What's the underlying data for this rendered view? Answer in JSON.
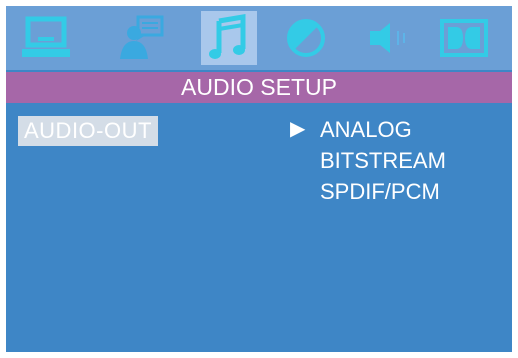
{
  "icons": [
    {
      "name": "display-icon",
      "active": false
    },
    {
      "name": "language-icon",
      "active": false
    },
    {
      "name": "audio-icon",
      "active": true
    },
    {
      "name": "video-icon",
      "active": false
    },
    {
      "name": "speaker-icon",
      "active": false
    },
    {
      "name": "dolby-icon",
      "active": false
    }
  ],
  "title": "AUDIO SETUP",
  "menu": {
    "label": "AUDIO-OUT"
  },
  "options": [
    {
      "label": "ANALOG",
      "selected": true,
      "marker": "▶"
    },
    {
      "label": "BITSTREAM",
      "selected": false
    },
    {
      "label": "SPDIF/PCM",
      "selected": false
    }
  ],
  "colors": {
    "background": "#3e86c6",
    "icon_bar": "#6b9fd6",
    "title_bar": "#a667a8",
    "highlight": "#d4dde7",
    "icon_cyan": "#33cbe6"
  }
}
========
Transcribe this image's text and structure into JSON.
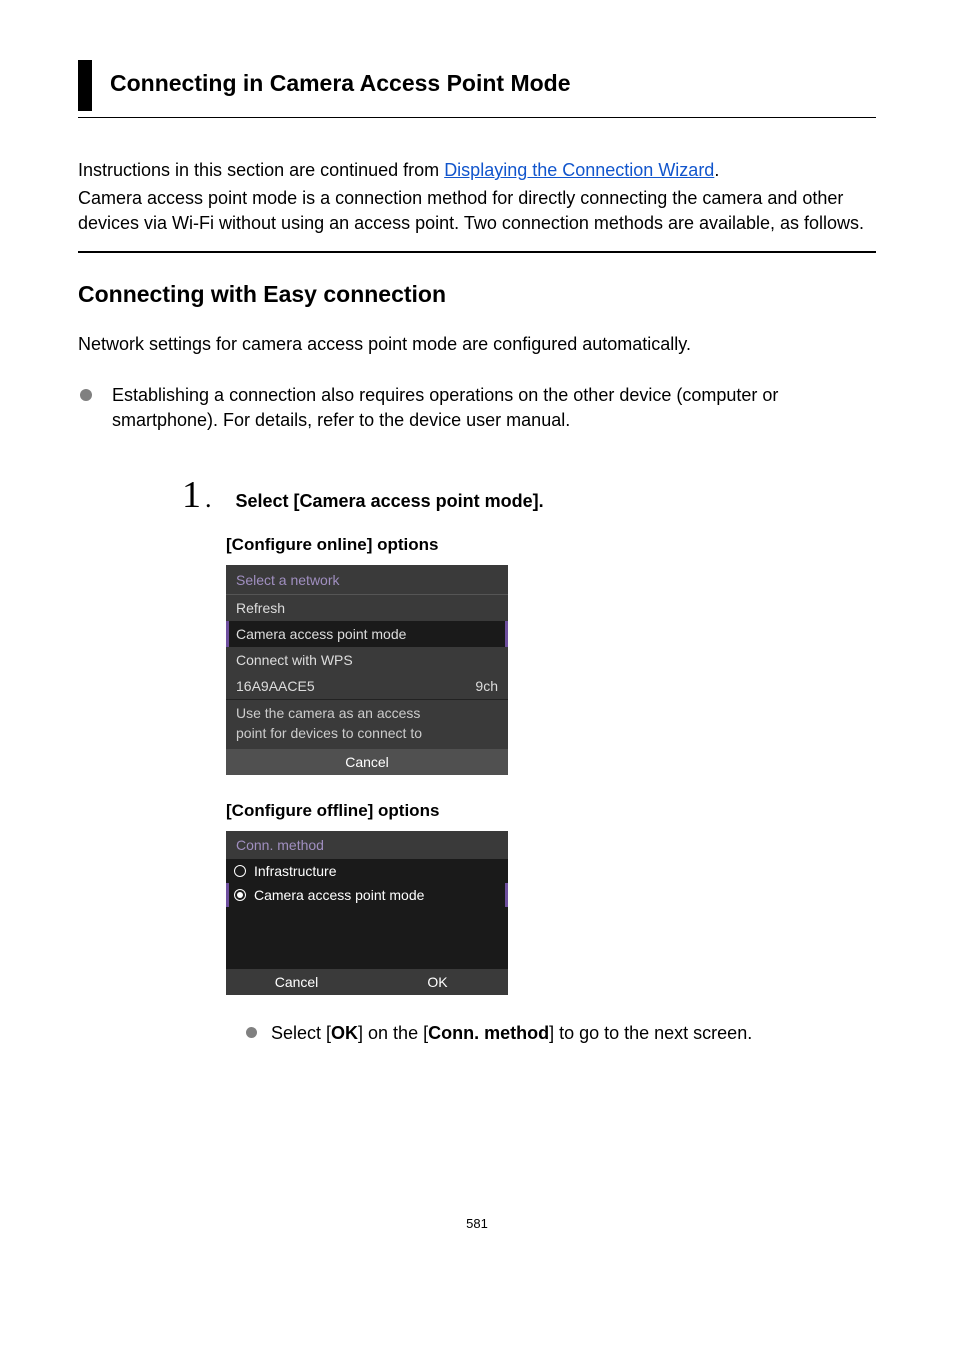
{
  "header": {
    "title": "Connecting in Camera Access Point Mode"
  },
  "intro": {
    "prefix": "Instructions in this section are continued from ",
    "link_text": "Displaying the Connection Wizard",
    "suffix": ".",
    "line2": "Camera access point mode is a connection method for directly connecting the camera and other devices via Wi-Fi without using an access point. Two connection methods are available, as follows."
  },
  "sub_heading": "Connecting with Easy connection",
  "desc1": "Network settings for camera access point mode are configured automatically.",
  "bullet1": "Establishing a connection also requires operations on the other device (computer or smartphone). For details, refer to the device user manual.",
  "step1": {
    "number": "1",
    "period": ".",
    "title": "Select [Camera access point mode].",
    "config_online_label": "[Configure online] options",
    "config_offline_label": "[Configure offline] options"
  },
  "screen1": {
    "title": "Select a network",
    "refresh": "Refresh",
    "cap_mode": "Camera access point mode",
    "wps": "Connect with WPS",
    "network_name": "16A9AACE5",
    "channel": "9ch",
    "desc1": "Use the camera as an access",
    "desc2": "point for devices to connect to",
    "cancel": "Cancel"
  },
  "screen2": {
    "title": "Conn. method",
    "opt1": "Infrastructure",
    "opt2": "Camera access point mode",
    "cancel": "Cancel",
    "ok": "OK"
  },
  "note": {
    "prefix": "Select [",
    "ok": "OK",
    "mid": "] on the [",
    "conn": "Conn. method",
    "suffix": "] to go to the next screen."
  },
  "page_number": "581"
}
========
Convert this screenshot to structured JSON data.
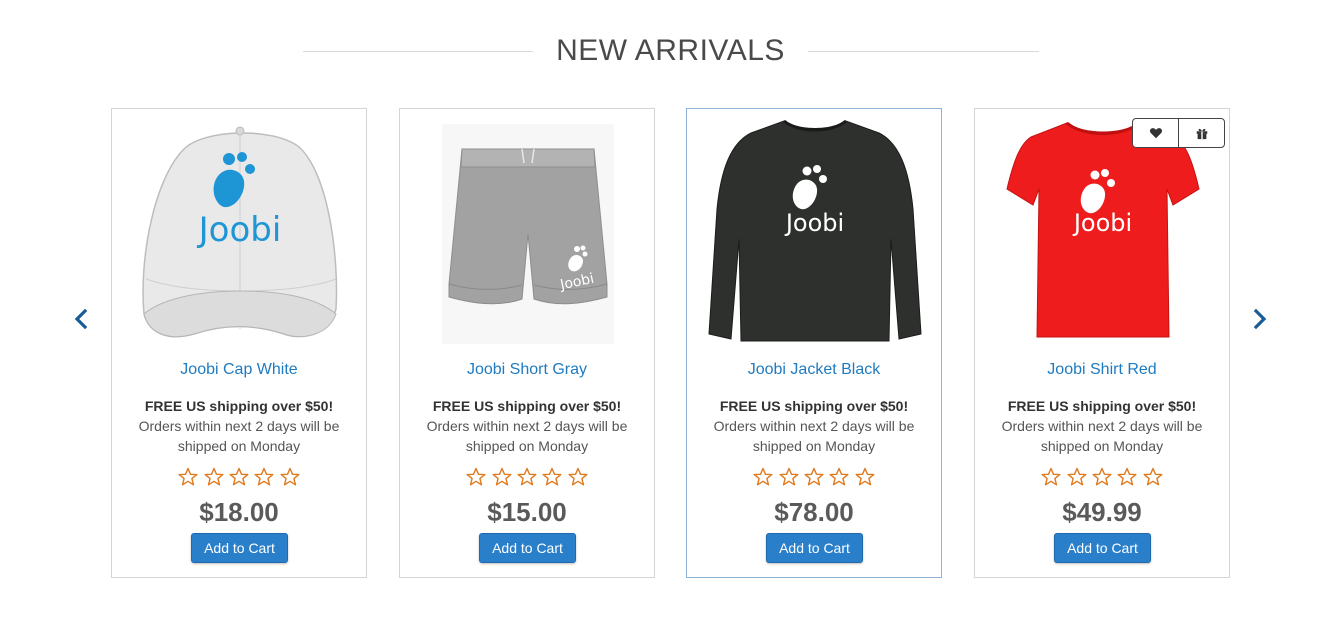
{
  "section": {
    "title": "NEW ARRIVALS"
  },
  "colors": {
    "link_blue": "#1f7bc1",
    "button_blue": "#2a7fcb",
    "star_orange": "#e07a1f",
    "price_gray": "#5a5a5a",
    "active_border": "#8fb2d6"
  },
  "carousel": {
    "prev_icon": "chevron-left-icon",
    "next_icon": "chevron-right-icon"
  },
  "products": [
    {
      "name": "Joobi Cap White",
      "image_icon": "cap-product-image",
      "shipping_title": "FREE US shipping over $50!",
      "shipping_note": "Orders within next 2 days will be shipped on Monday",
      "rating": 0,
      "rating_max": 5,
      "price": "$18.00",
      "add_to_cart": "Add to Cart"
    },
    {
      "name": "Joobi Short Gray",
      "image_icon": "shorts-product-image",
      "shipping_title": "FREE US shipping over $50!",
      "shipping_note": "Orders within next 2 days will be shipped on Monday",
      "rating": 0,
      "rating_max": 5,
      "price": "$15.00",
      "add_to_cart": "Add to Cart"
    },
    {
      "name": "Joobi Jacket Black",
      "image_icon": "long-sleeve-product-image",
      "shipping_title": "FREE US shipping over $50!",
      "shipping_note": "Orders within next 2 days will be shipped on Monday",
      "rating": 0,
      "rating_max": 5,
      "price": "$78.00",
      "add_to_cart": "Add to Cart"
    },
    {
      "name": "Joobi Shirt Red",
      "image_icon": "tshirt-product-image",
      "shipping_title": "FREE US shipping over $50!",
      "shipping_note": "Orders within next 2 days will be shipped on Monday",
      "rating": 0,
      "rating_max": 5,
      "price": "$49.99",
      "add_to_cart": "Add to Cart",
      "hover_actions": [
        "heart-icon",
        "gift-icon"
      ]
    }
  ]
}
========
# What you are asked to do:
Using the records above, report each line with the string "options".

# Solution to the problem:
  "options": [
    "config_online_label": "[Configure online] options",
    "config_offline_label": "[Configure offline] options"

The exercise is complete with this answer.